**What the task requires**
Return the complete listing without omission.

**The data**
----

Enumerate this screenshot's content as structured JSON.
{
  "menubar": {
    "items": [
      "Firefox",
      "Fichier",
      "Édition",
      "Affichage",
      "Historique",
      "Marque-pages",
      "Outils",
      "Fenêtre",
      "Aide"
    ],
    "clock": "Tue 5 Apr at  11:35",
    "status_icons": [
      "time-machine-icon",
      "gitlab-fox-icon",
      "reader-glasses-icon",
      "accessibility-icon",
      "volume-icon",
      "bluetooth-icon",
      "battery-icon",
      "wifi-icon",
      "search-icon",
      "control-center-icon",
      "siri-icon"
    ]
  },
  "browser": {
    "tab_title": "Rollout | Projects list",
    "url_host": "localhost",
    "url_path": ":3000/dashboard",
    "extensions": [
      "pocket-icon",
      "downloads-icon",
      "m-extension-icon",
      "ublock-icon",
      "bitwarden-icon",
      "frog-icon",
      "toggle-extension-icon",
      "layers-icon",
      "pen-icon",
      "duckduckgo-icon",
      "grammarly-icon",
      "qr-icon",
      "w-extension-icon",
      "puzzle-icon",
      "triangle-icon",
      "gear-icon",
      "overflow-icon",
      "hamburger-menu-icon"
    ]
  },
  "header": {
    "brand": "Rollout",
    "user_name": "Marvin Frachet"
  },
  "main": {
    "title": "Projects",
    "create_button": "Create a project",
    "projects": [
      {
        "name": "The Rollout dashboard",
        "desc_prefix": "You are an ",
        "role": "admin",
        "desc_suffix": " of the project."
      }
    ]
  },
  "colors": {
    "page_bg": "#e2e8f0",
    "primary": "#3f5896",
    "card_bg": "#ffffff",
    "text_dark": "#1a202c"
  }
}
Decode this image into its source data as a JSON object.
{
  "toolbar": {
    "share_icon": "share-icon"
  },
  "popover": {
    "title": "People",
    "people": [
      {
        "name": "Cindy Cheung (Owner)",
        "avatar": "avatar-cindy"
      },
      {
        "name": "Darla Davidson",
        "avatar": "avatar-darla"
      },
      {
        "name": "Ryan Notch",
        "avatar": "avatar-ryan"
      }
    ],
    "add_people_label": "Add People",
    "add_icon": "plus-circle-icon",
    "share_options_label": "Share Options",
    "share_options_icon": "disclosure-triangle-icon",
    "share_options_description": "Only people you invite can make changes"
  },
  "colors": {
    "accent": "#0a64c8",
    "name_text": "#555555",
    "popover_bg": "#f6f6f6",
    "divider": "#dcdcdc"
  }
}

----

**Response to this exercise**
Enumerate this screenshot's content as structured JSON.
{
  "menubar": {
    "items": [
      "Firefox",
      "Fichier",
      "Édition",
      "Affichage",
      "Historique",
      "Marque-pages",
      "Outils",
      "Fenêtre",
      "Aide"
    ],
    "clock": "Tue 5 Apr at  11:35",
    "status_icons": [
      "time-machine-icon",
      "gitlab-fox-icon",
      "reader-glasses-icon",
      "accessibility-icon",
      "volume-icon",
      "bluetooth-icon",
      "battery-icon",
      "wifi-icon",
      "search-icon",
      "control-center-icon",
      "siri-icon"
    ]
  },
  "browser": {
    "tab_title": "Rollout | Projects list",
    "url_host": "localhost",
    "url_path": ":3000/dashboard",
    "extensions": [
      "pocket-icon",
      "downloads-icon",
      "m-extension-icon",
      "ublock-icon",
      "bitwarden-icon",
      "frog-icon",
      "toggle-extension-icon",
      "layers-icon",
      "pen-icon",
      "duckduckgo-icon",
      "grammarly-icon",
      "qr-icon",
      "w-extension-icon",
      "puzzle-icon",
      "triangle-icon",
      "gear-icon",
      "overflow-icon",
      "hamburger-menu-icon"
    ]
  },
  "header": {
    "brand": "Rollout",
    "user_name": "Marvin Frachet"
  },
  "main": {
    "title": "Projects",
    "create_button": "Create a project",
    "projects": [
      {
        "name": "The Rollout dashboard",
        "desc_prefix": "You are an ",
        "role": "admin",
        "desc_suffix": " of the project."
      }
    ]
  },
  "colors": {
    "page_bg": "#e2e8f0",
    "primary": "#3f5896",
    "card_bg": "#ffffff",
    "text_dark": "#1a202c"
  }
}
Decode this image into its source data as a JSON object.
{
  "toolbar": {
    "share_icon": "share-icon"
  },
  "popover": {
    "title": "People",
    "people": [
      {
        "name": "Cindy Cheung (Owner)",
        "avatar": "avatar-cindy"
      },
      {
        "name": "Darla Davidson",
        "avatar": "avatar-darla"
      },
      {
        "name": "Ryan Notch",
        "avatar": "avatar-ryan"
      }
    ],
    "add_people_label": "Add People",
    "add_icon": "plus-circle-icon",
    "share_options_label": "Share Options",
    "share_options_icon": "disclosure-triangle-icon",
    "share_options_description": "Only people you invite can make changes"
  },
  "colors": {
    "accent": "#0a64c8",
    "name_text": "#555555",
    "popover_bg": "#f6f6f6",
    "divider": "#dcdcdc"
  }
}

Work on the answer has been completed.